Lines below that include "label" are the answer; copy each one.

─── Source material

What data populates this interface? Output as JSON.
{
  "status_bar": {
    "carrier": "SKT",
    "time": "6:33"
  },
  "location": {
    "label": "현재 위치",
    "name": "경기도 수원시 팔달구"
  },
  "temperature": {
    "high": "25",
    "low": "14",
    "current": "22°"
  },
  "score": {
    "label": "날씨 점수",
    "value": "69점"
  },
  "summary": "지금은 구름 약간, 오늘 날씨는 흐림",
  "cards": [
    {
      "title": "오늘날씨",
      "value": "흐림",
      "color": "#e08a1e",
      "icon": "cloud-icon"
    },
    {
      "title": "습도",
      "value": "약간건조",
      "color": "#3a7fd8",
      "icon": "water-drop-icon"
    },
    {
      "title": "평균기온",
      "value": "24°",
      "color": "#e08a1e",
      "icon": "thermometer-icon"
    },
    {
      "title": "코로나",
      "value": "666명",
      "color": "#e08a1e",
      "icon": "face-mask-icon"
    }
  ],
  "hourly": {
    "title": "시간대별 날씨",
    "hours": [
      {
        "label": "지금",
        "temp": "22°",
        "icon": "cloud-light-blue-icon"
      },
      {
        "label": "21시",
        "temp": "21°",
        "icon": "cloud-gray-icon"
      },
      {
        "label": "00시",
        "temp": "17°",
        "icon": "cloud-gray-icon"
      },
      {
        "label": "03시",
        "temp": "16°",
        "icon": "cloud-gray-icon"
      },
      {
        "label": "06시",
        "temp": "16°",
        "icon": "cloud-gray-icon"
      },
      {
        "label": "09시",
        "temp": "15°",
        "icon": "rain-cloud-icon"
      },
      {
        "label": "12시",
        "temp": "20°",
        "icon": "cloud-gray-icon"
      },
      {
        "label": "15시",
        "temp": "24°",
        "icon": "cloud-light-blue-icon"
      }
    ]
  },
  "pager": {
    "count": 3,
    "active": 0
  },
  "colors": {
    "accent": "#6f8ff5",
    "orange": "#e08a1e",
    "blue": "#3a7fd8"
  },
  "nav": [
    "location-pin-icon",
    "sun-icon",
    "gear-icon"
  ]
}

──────

* [Reply to the task]:
    "label": "현재 위치",
    "label": "날씨 점수",
        "label": "지금",
        "label": "21시",
        "label": "00시",
        "label": "03시",
        "label": "06시",
        "label": "09시",
        "label": "12시",
        "label": "15시",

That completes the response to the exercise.